Damn You, Home and Garden Television

I love my little house. It’s just the right size for me and the hairy beasts, Leroy and Sherman. It sits pertly in a great little neighbourhood in an excellent location for resale and rental potential. Great big honking trees line the avenue in front. My bedroom is rich pink, like the belly of a ripe watermelon and my bathroom is drenched in natural light. My wee house is nifty: it’s 850 square feet of the ideal house for me, and I’m grateful that it’s mine.

Here’s the deal, though, I’ve gotten into watching those home and garden renovation shows. You know, the type where a family’s home is less than stellar and the designers show up to save the day. I’m going to get myself into a lot of trouble watching these programs, because they make it seem that a house can be completely and stunningly renovated in an hour, minus time for Huggies and Lady Speed Stick commercials.

Also, according to some of these shows, the dollhouse is a glorified broom closet.

Tonight, I watched a designer knock out a couple of walls, repair the flooring, install larger windows, and make the whole place look like something out of a magazine. The wall directly behind my television separates the kitchen and the living room, and I find myself staring at it wishing I could rip it down and have the “open concept” thing going on. In my mind, it would be a nice little weekend project, after which I could host fabulous dinner parties and have friends over to play Twister where the wall used to be.

These shows are so misleading. They make renovating seem as nonchalant as getting an eyebrow wax: less than pleasant but over quickly and definitely worth it, no coveralls needed. My bathroom renovation is inching slowly toward the finish line. Never mind that the finish line keeps moving, because we’re getting closer overall. When I watch a home renovation show, I lose all perspective about the realities of changing my house. I start formulating and scheming. Sometimes things get way out of hand and I start sketching ideas. I’ve hidden my pencil crayons because I know that if they colours come out, there is no stopping me. It’s for my own good.

The other problem with watching stupid home shows is the guilt factor. I look at these peoples’ homes, where the floors are pristine despite owning seven great danes, and no toys or abandoned laundry or sticky fingerprints are to be seen, despite a set of triplets and half a dozen exchange students. Seriously, it’s like taking a magazine tour. I realize, truly, that it’s all a set-up to make things pretty-pretty for the television audience. That fact doesn’t stop me from feeling like crap about the fact that there are dirty dishes in my sink, a balled up sweater and a partial bag of mini rice cakes on my couch, among considerable other rubble, and the great balls of dog hair that make a scuffling sound as they blow across the floor.

I don’t own any throw pillows. Not even a little one that doesn’t match anything.

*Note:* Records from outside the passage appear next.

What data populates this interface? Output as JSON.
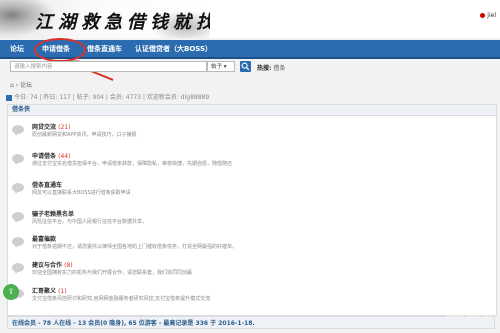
{
  "banner": {
    "logo_text": "江湖救急借钱就找",
    "user_label": "jiel"
  },
  "nav": {
    "items": [
      "论坛",
      "申请借条",
      "借条直通车",
      "认证借贷者（大BOSS）"
    ]
  },
  "search": {
    "placeholder": "请输入搜索内容",
    "scope": "帖子",
    "hot_label": "热搜:",
    "hot_item": "借条"
  },
  "breadcrumb": {
    "home_icon": "home-icon",
    "label": "论坛"
  },
  "stats": {
    "text": "今日: 74 | 昨日: 117 | 帖子: 904 | 会员: 4773 | 欢迎新会员: dlg88889"
  },
  "section": {
    "title": "借条侠"
  },
  "forums": [
    {
      "title": "网贷交流",
      "count": "(21)",
      "desc": "原创最新网贷和APP资讯，申请技巧，口子播报"
    },
    {
      "title": "申请借条",
      "count": "(44)",
      "desc": "通过支付宝实名借贷担保平台，申请借条获款，保障隐私，审核快捷，先期自愿，随借随还"
    },
    {
      "title": "借条直通车",
      "count": "",
      "desc": "网友可以直接联系大BOSS进行借条获取申请"
    },
    {
      "title": "骗子老赖黑名单",
      "count": "",
      "desc": "风险征信平台，与中国人民银行征信平台数据共享。"
    },
    {
      "title": "最富催款",
      "count": "",
      "desc": "对于借条逾期不还，请您委托以律师全国各地的上门催收借条债务，打造全网最强的好催单。"
    },
    {
      "title": "建议与合作",
      "count": "(8)",
      "desc": "欢迎全国拥有实力的机构与我们开展合作，请您联系套，我们协同同创赢"
    },
    {
      "title": "汇哥聚义",
      "count": "(1)",
      "desc": "支付宝借条风控研讨和研究,官网网金融服务者研究风控,支付宝借条提升模式交流"
    }
  ],
  "online": {
    "text": "在线会员 - 78 人在线 - 13 会员(0 隐身), 65 位游客 - 最高记录是 336 于 2016-1-18."
  },
  "watermark": {
    "main": "Baidu 经验",
    "sub": "jingyan.baidu.com"
  },
  "share_icon": "share-icon",
  "colors": {
    "nav": "#2b6cb0",
    "highlight": "#d9342b",
    "accent": "#2b5c8a"
  }
}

I get watching home and garden television, and I start to feel like a horrid homeowner because I don’t have drapes in most of my rooms, and there are little jobs to be done here and there and everywhere around here. I’m bothered, after watching designers work their magic, by the lack of fabulous textiles made of exotic things like llama wool, ostrich leather and carpets made of orangutan toe hairs. I start thinking about all the things I should go buy, right stinkin’ now, to dress the place up a bit more, but then the gaps in my plan become painfully obvious:

gap one:  I am currently broke, especially because it’s two days until payday, when I will be “rich” for the roughly 38 hours until my next mortgage payment comes out.

gap two:  It’s ten at night and the only thing open is Wal-Mart. Home and Garden television most emphatically does not feature design elements found at Wal-Mart, or any store with “mart” in the title.

gap three:  If it’s not too late right now to use power tools, it’s certainly going to be too late by the time I get back from Wal-Mart.

Tonight I made a good decision and turned the channel. I feel much better about myself and about my house now. Problem is, now I’m watching Antiques Roadshow and actively scanning my surroundings for something with surprising hidden value to fund my prospective decor purchases.

Sometimes I really wish I hadn’t cheaped out and cancelled the Cartoon Network.

copyright 2011:  http://bluespeckledpup.com

Share with the group?

Fill in your details below or click an icon to log in:

WordPress.com Logo

You are commenting using your WordPress.com account. Log Out /  Change )

Google photo

You are commenting using your Google account. Log Out /  Change )

Twitter picture

You are commenting using your Twitter account. Log Out /  Change )

Facebook photo

You are commenting using your Facebook account. Log Out /  Change )

Connecting to %s